USC was met with criticism from the Greek community last week after the administration announced new GPA and unit requirements for Greek recruitment. According to the new policy, freshmen will be barred from joining a fraternity or sorority until they have completed 12 units at USC and established a GPA of 2.5 or above. As Ainsley Carry, the vice president for Student Affairs and a major proponent of the policy, said in a memo, students should have a chance to “acclimate to the University’s academic and social climate before participating in Greek-letter organizations.”
Organizations including the Interfraternerity Council denounced the new restrictions, arguing that freshmen should have the freedom to join any organization at USC. And this is certainly true — first-semester freshmen are open to join organizations such as athletic teams and the marching band, both of which are notorious for their demanding schedules and time commitments. But USC’s decision is less about two-dimensional factors such as time commitment as it is about the negative aspects of Greek life and the culture it can perpetuate. The administration’s decision begs the question of how beneficial Greek life is to new students’ overall well-being.
While only about a quarter of students at USC are involved in Greek life, it is an omnipresent on campus. Whether it be sorority girls sporting backpacks and clothing with their letters or freshman pledges donning suits on Mondays, there is a clear and tangible distance between those that are a part of Greek life and those that are not. This distance and exclusivity creates almost an ingroup and outgroup dynamic on campus. To an incoming freshman with the means to join, Greek life might seem like the most obvious and desirable way to make friends on campus and they might become part of the ingroup; this might prevent students from taking the time to adjust to the demands of school and find organizations that are a better fit for them.
Not only is the Greek system exclusive as a whole, but it is also hierarchical within the same bubble. Houses are generally ranked on a scale with those that comprise the wealthiest and most conventionally attractive people landing in the top houses. This creates an environment of competition and judgment on the Row, one that is not beneficial to the self-esteem of new students. Sororities, especially, are known for their hyper-judgmental recruitment processes, in which members meet prospective new members and decide whether to give them offers. This is certainly not beneficial for the mental health of students, especially those who are new to the school and community and have yet to develop a support system of friends and mentors to fall back on.
Aside from the potential to affect the confidence and self-worth of students, one of USC’s biggest qualms with Greek culture is the issue of binge-drinking.
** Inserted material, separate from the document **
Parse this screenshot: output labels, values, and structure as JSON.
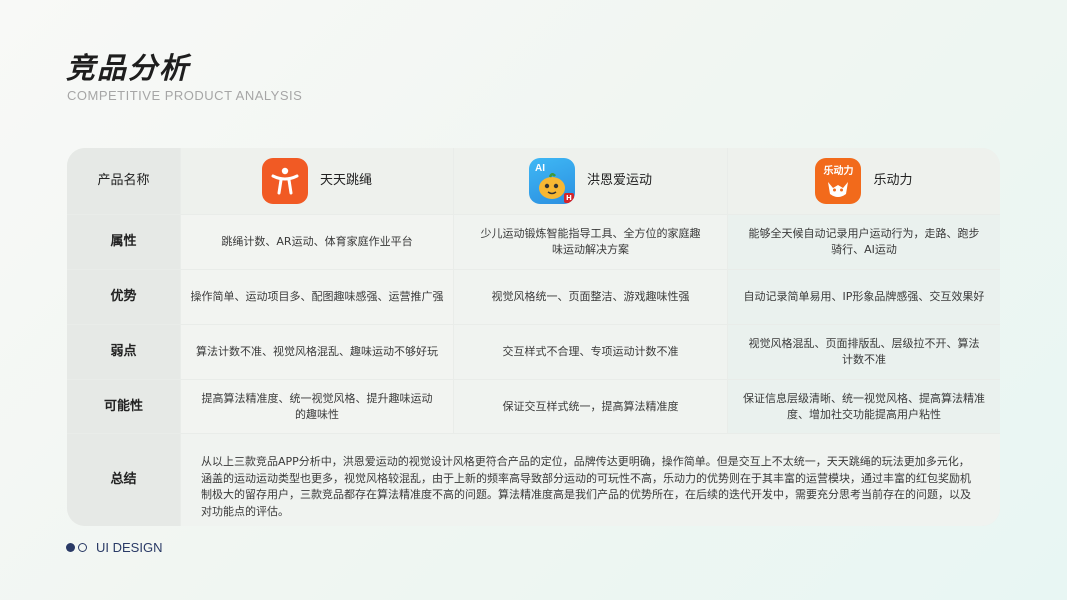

Students are most prone to hurting themselves because of drinking during the first few weeks and months of college, according to a 2013 study by the American Psychological Association. It is Carry’s view and that of many others who were in support of limiting Greek life at USC that despite USC’s policies against underage drinking, it is almost inevitable that students will engage in it. However, the pledging process is a time in which new students are highly encouraged and pressured to drink large amounts of alcohol, and are given an off-campus space to do so. This combination puts pressure on students’ academics as well as their general well-being during their first semester.
Being given a semester to adjust is not something to put up a fight about — new students should be able to take the time to figure out their academic, social and personal priorities during their college experience without pressure to be a part of the “ingroup.” In many cases, the friends they meet outside of Greek life during this first semester may give students the network and support system that they otherwise would have sought in joining the Greek community.
Academically speaking, Carry’s implementation of the GPA requirement actually places due emphasis on upholding academic standards with regard to Greek life. While this is somewhat of a disruption to the long-standing tradition of Greek life at USC, Carry’s new policies are beneficial. Having a semester to adjust and focus on oneself without the social pressures of the recruitment process further emphasizes the importance of new students’ overall well-being.